*Entries supplied*.
********************
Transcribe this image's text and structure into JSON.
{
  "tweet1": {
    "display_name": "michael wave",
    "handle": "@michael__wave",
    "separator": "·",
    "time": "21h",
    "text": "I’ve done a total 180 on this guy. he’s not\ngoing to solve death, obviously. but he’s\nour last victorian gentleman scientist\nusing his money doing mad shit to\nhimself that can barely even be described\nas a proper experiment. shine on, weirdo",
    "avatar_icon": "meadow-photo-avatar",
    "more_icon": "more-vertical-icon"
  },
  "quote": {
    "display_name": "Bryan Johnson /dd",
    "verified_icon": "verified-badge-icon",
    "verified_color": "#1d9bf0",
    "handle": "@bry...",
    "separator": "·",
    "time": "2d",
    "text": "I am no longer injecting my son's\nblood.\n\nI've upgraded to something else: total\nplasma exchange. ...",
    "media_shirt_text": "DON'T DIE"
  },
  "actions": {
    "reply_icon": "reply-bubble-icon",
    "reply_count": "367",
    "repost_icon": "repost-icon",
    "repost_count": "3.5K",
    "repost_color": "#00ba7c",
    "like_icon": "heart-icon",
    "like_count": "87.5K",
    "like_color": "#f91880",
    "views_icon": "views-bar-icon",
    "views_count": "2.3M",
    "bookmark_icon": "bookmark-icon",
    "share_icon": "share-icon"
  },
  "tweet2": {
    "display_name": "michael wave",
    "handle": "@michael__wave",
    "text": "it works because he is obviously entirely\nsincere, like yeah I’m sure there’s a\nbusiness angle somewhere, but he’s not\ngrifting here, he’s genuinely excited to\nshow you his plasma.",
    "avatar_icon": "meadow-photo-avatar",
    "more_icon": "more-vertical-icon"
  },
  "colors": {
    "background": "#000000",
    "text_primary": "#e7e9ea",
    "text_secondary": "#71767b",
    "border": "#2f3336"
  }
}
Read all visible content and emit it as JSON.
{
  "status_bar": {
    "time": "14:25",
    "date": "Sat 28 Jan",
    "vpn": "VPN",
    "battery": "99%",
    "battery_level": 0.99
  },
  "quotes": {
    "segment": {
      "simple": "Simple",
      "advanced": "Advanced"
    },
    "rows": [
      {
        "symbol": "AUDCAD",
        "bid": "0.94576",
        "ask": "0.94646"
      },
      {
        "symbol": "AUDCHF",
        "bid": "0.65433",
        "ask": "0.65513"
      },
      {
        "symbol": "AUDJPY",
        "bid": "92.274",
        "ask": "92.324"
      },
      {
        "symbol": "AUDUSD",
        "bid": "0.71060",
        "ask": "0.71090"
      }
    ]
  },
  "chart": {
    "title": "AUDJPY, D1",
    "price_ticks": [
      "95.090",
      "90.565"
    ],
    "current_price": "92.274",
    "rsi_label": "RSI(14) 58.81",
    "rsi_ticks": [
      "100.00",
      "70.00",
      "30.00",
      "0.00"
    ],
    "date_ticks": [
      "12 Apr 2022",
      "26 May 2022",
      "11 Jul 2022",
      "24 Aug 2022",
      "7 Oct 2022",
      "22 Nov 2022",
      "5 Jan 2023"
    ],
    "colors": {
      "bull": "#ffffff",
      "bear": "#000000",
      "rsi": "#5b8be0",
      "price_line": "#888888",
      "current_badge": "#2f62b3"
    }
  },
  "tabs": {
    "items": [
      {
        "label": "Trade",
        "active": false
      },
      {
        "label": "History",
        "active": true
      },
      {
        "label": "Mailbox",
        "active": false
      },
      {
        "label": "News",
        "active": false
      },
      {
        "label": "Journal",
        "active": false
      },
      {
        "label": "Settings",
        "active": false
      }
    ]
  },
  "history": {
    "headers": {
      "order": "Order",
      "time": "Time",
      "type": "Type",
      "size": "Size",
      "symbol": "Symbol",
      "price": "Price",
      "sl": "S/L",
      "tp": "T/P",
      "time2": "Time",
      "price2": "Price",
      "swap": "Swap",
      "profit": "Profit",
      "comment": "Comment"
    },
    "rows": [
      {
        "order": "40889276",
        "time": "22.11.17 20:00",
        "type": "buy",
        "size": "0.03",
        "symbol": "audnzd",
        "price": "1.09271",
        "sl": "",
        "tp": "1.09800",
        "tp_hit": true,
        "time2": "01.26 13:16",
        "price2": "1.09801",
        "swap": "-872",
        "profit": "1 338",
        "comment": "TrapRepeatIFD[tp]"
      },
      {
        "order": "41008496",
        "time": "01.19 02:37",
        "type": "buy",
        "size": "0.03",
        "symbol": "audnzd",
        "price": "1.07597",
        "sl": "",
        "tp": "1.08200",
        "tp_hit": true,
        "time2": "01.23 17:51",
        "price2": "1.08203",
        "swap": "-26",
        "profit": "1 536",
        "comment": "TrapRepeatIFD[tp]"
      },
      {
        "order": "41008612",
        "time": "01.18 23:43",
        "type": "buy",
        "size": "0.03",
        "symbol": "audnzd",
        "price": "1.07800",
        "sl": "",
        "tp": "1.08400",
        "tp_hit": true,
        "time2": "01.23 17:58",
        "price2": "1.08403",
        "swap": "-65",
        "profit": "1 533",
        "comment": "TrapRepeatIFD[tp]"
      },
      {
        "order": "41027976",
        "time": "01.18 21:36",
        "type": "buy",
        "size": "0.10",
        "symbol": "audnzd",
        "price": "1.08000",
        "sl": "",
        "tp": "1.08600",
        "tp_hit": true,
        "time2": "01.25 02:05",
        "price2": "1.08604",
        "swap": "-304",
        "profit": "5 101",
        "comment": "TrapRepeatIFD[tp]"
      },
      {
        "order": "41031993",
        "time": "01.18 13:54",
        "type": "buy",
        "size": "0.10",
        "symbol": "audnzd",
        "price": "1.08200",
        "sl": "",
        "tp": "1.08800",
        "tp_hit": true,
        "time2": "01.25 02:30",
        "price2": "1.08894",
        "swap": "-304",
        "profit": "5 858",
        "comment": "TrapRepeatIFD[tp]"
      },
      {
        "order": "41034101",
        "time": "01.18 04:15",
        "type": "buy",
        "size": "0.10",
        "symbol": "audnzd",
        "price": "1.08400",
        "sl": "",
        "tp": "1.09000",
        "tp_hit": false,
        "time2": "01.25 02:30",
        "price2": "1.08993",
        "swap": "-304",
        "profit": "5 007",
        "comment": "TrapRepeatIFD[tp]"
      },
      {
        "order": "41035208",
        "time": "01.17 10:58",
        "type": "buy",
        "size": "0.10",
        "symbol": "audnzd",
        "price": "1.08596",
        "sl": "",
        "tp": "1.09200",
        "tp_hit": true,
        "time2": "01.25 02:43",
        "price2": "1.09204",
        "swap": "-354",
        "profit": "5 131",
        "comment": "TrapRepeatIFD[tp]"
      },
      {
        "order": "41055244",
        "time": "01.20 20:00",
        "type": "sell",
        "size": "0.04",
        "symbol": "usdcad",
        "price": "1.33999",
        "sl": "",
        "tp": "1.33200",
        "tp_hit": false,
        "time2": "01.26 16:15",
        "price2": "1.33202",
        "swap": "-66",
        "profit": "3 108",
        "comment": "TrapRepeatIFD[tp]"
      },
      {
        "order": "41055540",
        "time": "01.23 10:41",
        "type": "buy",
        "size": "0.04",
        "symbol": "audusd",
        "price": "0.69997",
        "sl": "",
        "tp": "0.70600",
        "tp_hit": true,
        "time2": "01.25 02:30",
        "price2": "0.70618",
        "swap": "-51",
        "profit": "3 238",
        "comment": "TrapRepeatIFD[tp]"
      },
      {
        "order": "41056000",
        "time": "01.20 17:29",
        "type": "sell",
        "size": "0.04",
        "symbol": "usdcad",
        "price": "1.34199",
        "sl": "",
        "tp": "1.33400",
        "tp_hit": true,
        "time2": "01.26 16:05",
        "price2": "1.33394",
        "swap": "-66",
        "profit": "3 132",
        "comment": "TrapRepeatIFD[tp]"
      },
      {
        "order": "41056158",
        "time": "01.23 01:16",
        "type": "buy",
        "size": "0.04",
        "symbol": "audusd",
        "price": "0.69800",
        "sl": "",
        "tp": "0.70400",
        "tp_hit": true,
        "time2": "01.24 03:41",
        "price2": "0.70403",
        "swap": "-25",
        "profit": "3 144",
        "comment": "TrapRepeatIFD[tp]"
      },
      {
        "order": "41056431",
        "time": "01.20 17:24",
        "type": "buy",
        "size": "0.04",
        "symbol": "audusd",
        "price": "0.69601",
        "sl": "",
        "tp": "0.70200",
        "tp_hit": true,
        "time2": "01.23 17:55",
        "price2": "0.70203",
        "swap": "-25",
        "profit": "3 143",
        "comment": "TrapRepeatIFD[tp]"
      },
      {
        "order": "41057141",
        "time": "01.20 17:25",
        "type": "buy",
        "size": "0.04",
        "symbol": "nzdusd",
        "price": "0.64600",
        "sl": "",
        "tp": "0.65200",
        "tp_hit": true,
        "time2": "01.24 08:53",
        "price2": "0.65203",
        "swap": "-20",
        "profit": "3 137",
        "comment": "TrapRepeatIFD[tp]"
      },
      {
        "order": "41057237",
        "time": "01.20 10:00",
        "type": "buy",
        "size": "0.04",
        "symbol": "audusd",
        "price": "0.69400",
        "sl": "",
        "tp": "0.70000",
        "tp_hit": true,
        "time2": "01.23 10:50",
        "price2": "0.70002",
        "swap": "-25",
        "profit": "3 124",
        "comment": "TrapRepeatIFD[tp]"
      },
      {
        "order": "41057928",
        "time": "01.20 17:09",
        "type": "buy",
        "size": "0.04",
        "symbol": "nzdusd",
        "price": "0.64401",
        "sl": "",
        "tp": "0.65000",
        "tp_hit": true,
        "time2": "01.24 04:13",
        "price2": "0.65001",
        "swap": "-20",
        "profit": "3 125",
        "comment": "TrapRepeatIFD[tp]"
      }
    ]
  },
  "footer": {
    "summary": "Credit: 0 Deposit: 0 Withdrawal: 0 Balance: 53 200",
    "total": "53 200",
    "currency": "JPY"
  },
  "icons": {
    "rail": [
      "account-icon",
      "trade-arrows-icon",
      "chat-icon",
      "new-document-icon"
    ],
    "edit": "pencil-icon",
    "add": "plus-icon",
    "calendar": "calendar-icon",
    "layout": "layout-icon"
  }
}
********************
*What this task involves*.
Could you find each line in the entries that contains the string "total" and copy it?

*Reply to the task*.
    "text": "I’ve done a total 180 on this guy. he’s not\ngoing to solve death, obviously. but he’s\nour last victorian gentleman scientist\nusing his money doing mad shit to\nhimself that can barely even be described\nas a proper experiment. shine on, weirdo",
    "text": "I am no longer injecting my son's\nblood.\n\nI've upgraded to something else: total\nplasma exchange. ...",
    "total": "53 200",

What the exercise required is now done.